→ Dataset rows describing interfaces:

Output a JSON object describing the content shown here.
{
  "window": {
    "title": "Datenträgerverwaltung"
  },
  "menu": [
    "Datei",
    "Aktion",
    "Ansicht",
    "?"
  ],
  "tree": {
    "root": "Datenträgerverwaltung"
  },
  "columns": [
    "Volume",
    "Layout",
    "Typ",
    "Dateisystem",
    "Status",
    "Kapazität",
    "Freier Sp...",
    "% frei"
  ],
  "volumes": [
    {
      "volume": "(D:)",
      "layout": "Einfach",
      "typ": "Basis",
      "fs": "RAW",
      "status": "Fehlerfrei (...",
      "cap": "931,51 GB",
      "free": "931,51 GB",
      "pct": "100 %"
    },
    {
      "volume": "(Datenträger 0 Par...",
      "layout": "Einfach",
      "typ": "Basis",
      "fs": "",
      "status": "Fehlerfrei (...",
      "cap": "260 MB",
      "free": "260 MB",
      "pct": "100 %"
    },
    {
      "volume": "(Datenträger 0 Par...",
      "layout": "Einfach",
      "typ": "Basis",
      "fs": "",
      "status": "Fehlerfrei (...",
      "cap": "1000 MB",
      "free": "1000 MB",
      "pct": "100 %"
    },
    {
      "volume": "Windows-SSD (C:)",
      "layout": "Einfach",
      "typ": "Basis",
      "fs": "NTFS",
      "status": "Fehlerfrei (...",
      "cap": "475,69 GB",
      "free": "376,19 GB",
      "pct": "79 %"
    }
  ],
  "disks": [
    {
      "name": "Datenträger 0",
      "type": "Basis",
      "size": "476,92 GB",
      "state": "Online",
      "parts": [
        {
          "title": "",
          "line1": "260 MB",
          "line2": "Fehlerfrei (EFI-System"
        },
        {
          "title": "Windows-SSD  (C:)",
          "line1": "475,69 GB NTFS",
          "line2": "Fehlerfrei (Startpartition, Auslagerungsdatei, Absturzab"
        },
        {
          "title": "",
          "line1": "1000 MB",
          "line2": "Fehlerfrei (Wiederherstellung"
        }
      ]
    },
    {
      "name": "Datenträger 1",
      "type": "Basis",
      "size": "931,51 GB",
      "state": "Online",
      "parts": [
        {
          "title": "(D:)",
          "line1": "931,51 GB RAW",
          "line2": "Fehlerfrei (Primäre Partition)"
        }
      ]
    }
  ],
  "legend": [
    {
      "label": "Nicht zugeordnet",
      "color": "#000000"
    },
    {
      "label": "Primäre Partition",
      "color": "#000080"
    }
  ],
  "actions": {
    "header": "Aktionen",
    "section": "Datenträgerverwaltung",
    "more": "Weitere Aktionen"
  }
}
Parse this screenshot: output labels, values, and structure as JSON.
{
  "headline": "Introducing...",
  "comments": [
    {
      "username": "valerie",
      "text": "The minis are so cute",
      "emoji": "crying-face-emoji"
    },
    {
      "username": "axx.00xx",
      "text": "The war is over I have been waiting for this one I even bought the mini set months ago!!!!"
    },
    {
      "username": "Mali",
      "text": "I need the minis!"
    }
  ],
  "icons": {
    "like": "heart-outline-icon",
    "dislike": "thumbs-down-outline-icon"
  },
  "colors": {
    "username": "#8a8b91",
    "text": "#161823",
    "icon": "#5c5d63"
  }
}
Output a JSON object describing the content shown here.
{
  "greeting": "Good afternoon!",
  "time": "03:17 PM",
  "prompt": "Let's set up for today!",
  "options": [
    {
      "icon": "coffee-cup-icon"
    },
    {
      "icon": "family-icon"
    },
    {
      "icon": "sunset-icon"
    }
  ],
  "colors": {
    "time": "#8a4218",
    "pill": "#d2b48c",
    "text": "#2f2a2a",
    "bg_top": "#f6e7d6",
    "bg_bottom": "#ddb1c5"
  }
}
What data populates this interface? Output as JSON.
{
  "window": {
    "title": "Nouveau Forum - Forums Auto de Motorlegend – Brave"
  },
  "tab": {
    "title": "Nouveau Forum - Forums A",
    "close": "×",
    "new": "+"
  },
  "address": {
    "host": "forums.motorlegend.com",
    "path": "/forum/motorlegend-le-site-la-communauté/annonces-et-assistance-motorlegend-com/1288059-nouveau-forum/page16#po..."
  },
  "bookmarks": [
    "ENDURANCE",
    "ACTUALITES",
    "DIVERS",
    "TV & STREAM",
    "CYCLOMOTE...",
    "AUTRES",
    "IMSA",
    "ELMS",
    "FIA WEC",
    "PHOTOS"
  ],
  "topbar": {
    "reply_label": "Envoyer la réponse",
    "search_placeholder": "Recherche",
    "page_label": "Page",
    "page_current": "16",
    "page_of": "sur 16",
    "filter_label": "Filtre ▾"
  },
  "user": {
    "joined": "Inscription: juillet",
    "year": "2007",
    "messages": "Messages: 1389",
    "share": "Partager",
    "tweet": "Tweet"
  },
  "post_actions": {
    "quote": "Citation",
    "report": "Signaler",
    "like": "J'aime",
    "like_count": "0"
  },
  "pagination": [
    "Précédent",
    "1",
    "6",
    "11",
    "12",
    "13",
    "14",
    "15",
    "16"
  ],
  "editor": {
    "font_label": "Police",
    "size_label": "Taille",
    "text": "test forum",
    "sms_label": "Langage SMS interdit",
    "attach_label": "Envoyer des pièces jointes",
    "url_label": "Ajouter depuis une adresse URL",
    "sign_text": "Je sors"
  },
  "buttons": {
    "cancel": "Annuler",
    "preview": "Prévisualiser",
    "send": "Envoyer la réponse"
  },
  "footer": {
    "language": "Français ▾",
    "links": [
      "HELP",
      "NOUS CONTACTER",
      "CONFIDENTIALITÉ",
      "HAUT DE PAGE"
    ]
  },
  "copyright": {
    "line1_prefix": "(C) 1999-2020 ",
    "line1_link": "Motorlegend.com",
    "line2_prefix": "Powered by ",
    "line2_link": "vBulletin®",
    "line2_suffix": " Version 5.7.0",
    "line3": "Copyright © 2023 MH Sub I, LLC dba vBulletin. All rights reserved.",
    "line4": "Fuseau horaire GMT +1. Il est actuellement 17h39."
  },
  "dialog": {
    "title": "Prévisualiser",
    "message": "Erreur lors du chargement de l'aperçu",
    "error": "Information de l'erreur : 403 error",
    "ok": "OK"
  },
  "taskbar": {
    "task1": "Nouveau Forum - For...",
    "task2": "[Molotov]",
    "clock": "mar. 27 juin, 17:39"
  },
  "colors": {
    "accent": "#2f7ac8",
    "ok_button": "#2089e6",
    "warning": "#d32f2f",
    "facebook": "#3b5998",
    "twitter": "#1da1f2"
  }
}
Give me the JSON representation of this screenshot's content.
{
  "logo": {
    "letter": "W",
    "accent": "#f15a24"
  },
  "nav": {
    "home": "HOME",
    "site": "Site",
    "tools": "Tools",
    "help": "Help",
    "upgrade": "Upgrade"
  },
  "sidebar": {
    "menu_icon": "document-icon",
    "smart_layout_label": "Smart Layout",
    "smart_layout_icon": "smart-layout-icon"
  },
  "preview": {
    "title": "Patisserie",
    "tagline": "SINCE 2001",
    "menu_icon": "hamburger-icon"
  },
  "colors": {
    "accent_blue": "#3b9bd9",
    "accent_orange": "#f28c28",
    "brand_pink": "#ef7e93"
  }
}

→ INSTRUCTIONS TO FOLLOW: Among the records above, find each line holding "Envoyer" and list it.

→ EXERCISE RESULT:
    "reply_label": "Envoyer la réponse",
    "attach_label": "Envoyer des pièces jointes",
    "send": "Envoyer la réponse"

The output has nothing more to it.